This fall, I will offer a seminar for master students on morals and institutions. The seminar provides a forum to discuss ideas on how moral and pro-social behavior may be enhanced or reduced in people. You may want to think about how people may be "nudged" (Thaler/Sunstein) to increase or reduce cooperative behavior. Or you may look at effects of institutional design (information provision, decision rules, hierarchies, ...) on moral standards. How do we treat other people (or animals, the environment, ...)? What drives such behavior? You may want to focus on adolescents, older people, people around student age, ... and on specific aspects of moral or immoral behavior (harming another person or animal, supporting bad working conditions or environmental damage,...) depending on what you find interesting. Students develop their own ideas for an economic experiment in this research direction, i.e., the seminar is about developing and motivating an experimental design (carrying out the study would be too time-consuming etc. for the seminar, but of course, you may want to carry out your ideas later). Students may work individually or in pairs of two if they want to. The seminar starts with an introductory meeting at the beginning of the semester (end of October 2013). Ideas on lab or field experiments will be presented in January in a block event (each presentation lasting about 30 minutes). Seminar papers (about 12 pages long) can be handed in until 10 March, 2014. Throughout, you can approach me for feedback, of course (email@example.com -- my position at the KIT starts in October). Recent research of mine has focused on moral behavior and institutions (compare, e.g., "Morals and Markets", 2013, with Armin Falk), and I am myself working on upcoming projects in this direction. Inspiration for ideas may come from researchers like Al Roth (repugnant activities), Uri Gneezy (does intrinsic motivation get crowded out by money?), Dan Ariely (e.g. on lying) or from books by Dave Grossman (On Killing), Michael Sandel (Justice, What Money Can't Buy), or philosophers, psychologists, sociologists and/or economists (Karl Marx, Adam Smith, Jonathan Haidt, Kenneth Arrow, Roy Baumeister, ...). I am looking forward to an inspiring and vivid seminar! Grading: Grades will be based on quality of presentation (30%), discussions in the seminar (20%), and seminar papers (50%). Applications: Participation is limited to 15 students. Please apply for the Seminar with E-mail to firstname.lastname@example.org by October 20, 2013. The introductory meeting takes place on October 22, 14:00, Room 006, Building 20.13.

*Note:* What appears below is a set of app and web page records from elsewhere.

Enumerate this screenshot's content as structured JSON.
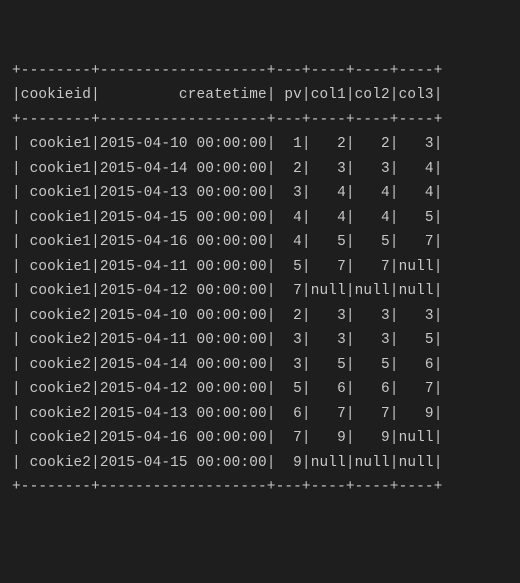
{
  "headers": {
    "cookieid": "cookieid",
    "createtime": "createtime",
    "pv": "pv",
    "col1": "col1",
    "col2": "col2",
    "col3": "col3"
  },
  "widths": {
    "cookieid": 8,
    "createtime": 19,
    "pv": 3,
    "col1": 4,
    "col2": 4,
    "col3": 4
  },
  "rows": [
    {
      "cookieid": "cookie1",
      "createtime": "2015-04-10 00:00:00",
      "pv": "1",
      "col1": "2",
      "col2": "2",
      "col3": "3"
    },
    {
      "cookieid": "cookie1",
      "createtime": "2015-04-14 00:00:00",
      "pv": "2",
      "col1": "3",
      "col2": "3",
      "col3": "4"
    },
    {
      "cookieid": "cookie1",
      "createtime": "2015-04-13 00:00:00",
      "pv": "3",
      "col1": "4",
      "col2": "4",
      "col3": "4"
    },
    {
      "cookieid": "cookie1",
      "createtime": "2015-04-15 00:00:00",
      "pv": "4",
      "col1": "4",
      "col2": "4",
      "col3": "5"
    },
    {
      "cookieid": "cookie1",
      "createtime": "2015-04-16 00:00:00",
      "pv": "4",
      "col1": "5",
      "col2": "5",
      "col3": "7"
    },
    {
      "cookieid": "cookie1",
      "createtime": "2015-04-11 00:00:00",
      "pv": "5",
      "col1": "7",
      "col2": "7",
      "col3": "null"
    },
    {
      "cookieid": "cookie1",
      "createtime": "2015-04-12 00:00:00",
      "pv": "7",
      "col1": "null",
      "col2": "null",
      "col3": "null"
    },
    {
      "cookieid": "cookie2",
      "createtime": "2015-04-10 00:00:00",
      "pv": "2",
      "col1": "3",
      "col2": "3",
      "col3": "3"
    },
    {
      "cookieid": "cookie2",
      "createtime": "2015-04-11 00:00:00",
      "pv": "3",
      "col1": "3",
      "col2": "3",
      "col3": "5"
    },
    {
      "cookieid": "cookie2",
      "createtime": "2015-04-14 00:00:00",
      "pv": "3",
      "col1": "5",
      "col2": "5",
      "col3": "6"
    },
    {
      "cookieid": "cookie2",
      "createtime": "2015-04-12 00:00:00",
      "pv": "5",
      "col1": "6",
      "col2": "6",
      "col3": "7"
    },
    {
      "cookieid": "cookie2",
      "createtime": "2015-04-13 00:00:00",
      "pv": "6",
      "col1": "7",
      "col2": "7",
      "col3": "9"
    },
    {
      "cookieid": "cookie2",
      "createtime": "2015-04-16 00:00:00",
      "pv": "7",
      "col1": "9",
      "col2": "9",
      "col3": "null"
    },
    {
      "cookieid": "cookie2",
      "createtime": "2015-04-15 00:00:00",
      "pv": "9",
      "col1": "null",
      "col2": "null",
      "col3": "null"
    }
  ]
}
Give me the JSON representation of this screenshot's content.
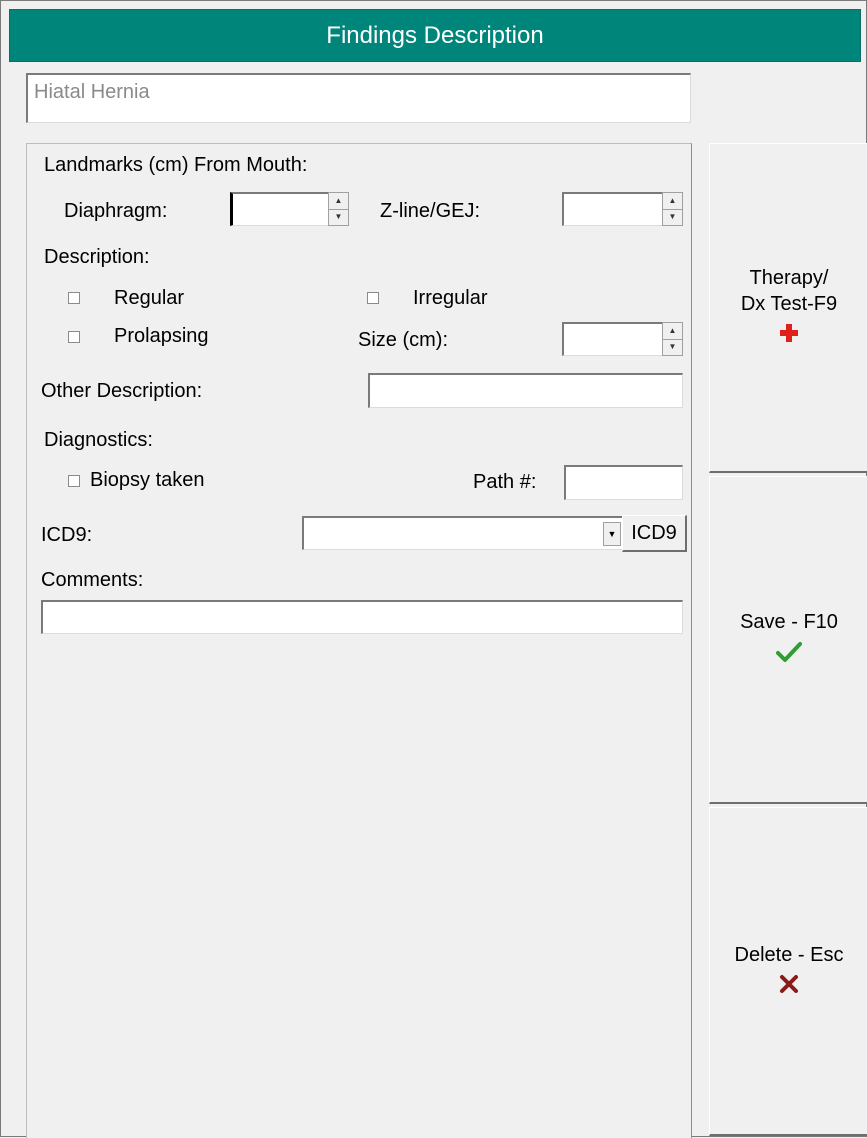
{
  "title": "Findings Description",
  "finding_name": "Hiatal Hernia",
  "landmarks": {
    "heading": "Landmarks (cm) From Mouth:",
    "diaphragm_label": "Diaphragm:",
    "diaphragm_value": "",
    "zline_label": "Z-line/GEJ:",
    "zline_value": ""
  },
  "description": {
    "heading": "Description:",
    "regular_label": "Regular",
    "regular_checked": false,
    "irregular_label": "Irregular",
    "irregular_checked": false,
    "prolapsing_label": "Prolapsing",
    "prolapsing_checked": false,
    "size_label": "Size (cm):",
    "size_value": ""
  },
  "other_description": {
    "label": "Other Description:",
    "value": ""
  },
  "diagnostics": {
    "heading": "Diagnostics:",
    "biopsy_label": "Biopsy taken",
    "biopsy_checked": false,
    "path_label": "Path #:",
    "path_value": ""
  },
  "icd9": {
    "label": "ICD9:",
    "selected": "",
    "button_label": "ICD9"
  },
  "comments": {
    "label": "Comments:",
    "value": ""
  },
  "side_buttons": {
    "therapy_line1": "Therapy/",
    "therapy_line2": "Dx Test-F9",
    "save_label": "Save - F10",
    "delete_label": "Delete - Esc"
  },
  "colors": {
    "titlebar": "#00857a",
    "plus_icon": "#e0201b",
    "check_icon": "#2e9e2e",
    "x_icon": "#8b1a1a"
  },
  "icons": {
    "therapy": "plus-icon",
    "save": "checkmark-icon",
    "delete": "x-icon"
  }
}
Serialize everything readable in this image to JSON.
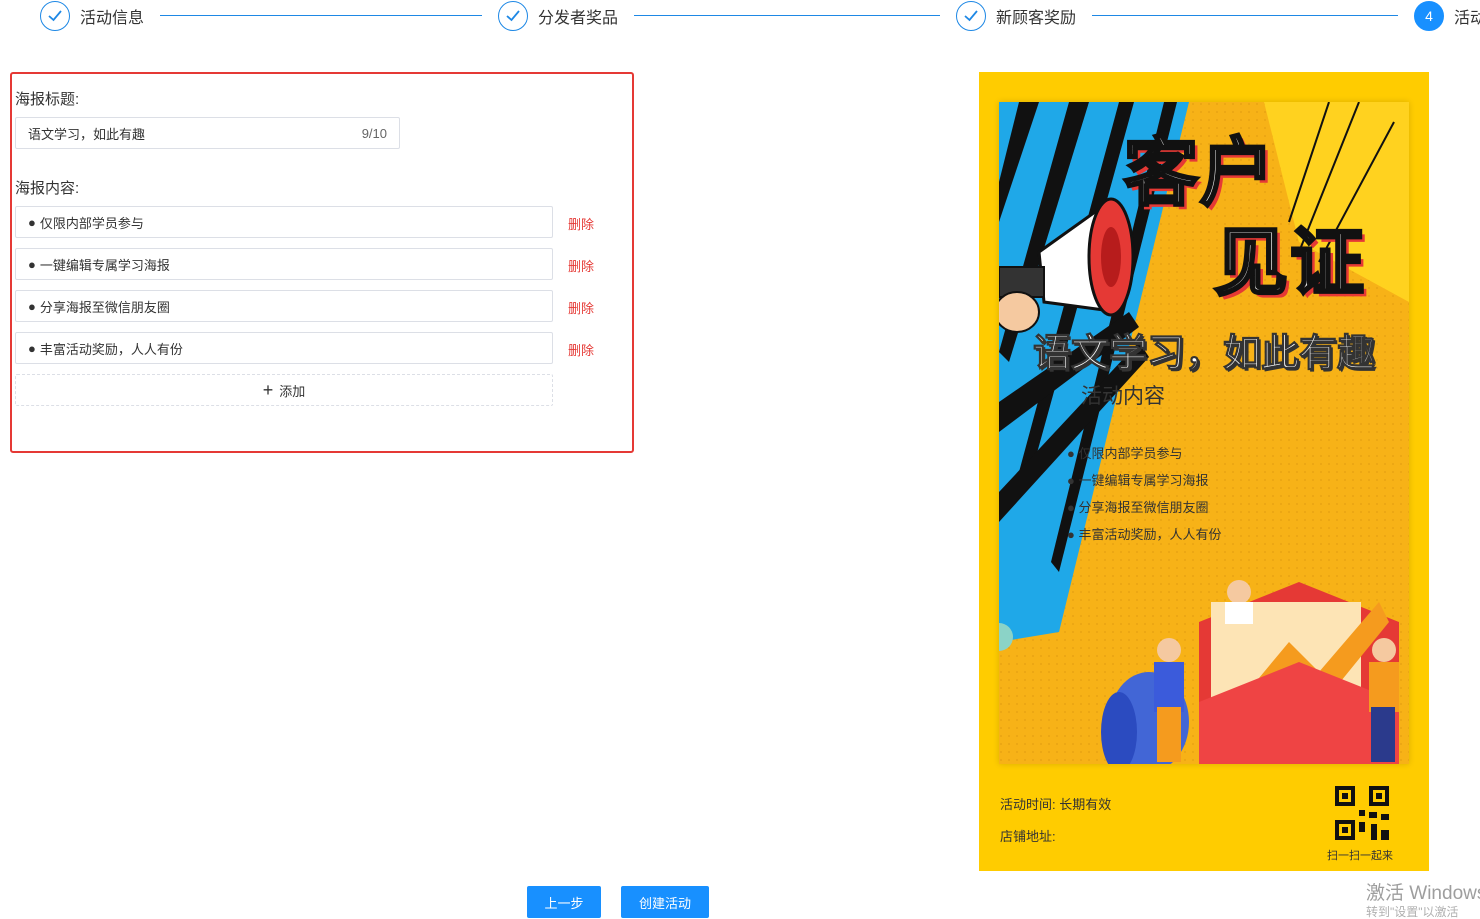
{
  "steps": [
    {
      "label": "活动信息",
      "status": "done"
    },
    {
      "label": "分发者奖品",
      "status": "done"
    },
    {
      "label": "新顾客奖励",
      "status": "done"
    },
    {
      "label": "活动",
      "status": "active",
      "number": "4"
    }
  ],
  "form": {
    "title_label": "海报标题:",
    "title_value": "语文学习，如此有趣",
    "title_count": "9/10",
    "content_label": "海报内容:",
    "content_items": [
      "仅限内部学员参与",
      "一键编辑专属学习海报",
      "分享海报至微信朋友圈",
      "丰富活动奖励，人人有份"
    ],
    "bullet": "●",
    "delete_label": "删除",
    "add_label": "添加"
  },
  "poster": {
    "heading_line1": "客户",
    "heading_line2": "见证",
    "title": "语文学习，如此有趣",
    "subtitle": "活动内容",
    "items": [
      "● 仅限内部学员参与",
      "● 一键编辑专属学习海报",
      "● 分享海报至微信朋友圈",
      "● 丰富活动奖励，人人有份"
    ],
    "time_label": "活动时间:",
    "time_value": "长期有效",
    "address_label": "店铺地址:",
    "qr_caption": "扫一扫一起来"
  },
  "buttons": {
    "prev": "上一步",
    "create": "创建活动"
  },
  "watermark": {
    "line1": "激活 Windows",
    "line2": "转到\"设置\"以激活"
  },
  "colors": {
    "primary": "#1890ff",
    "danger": "#e53935",
    "poster_bg": "#ffcc00",
    "poster_blue": "#1fa8e8"
  }
}
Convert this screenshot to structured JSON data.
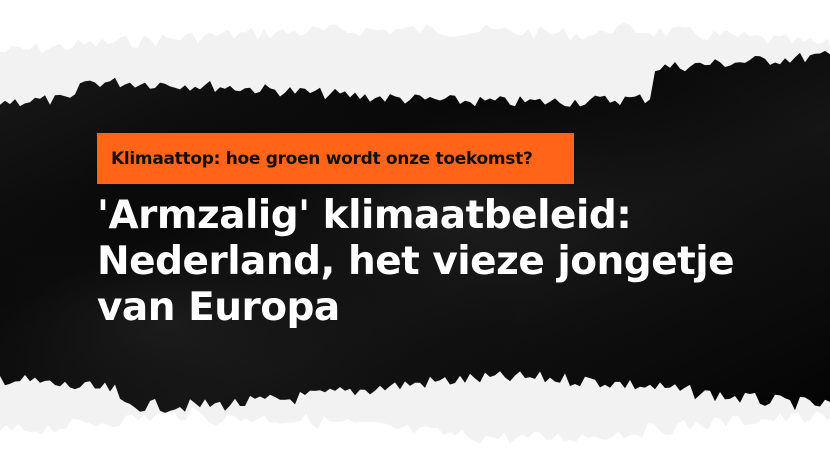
{
  "kicker": "Klimaattop: hoe groen wordt onze toekomst?",
  "headline": {
    "line1": "'Armzalig' klimaatbeleid:",
    "line2": "Nederland, het vieze jongetje",
    "line3": "van Europa"
  },
  "colors": {
    "kicker_background": "#ff6418",
    "kicker_text": "#111111",
    "headline_text": "#ffffff",
    "paper_black": "#0b0b0b",
    "paper_white": "#f2f2f2",
    "background": "#ffffff"
  }
}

Seminar on Morals and Institutions (Master)
|Beginn:||22.10.2013, 14.00 h|
|Dozent:||Prof. Dr. Nora Szech|
|Prüfung:||Vorträge und Seminararbeit|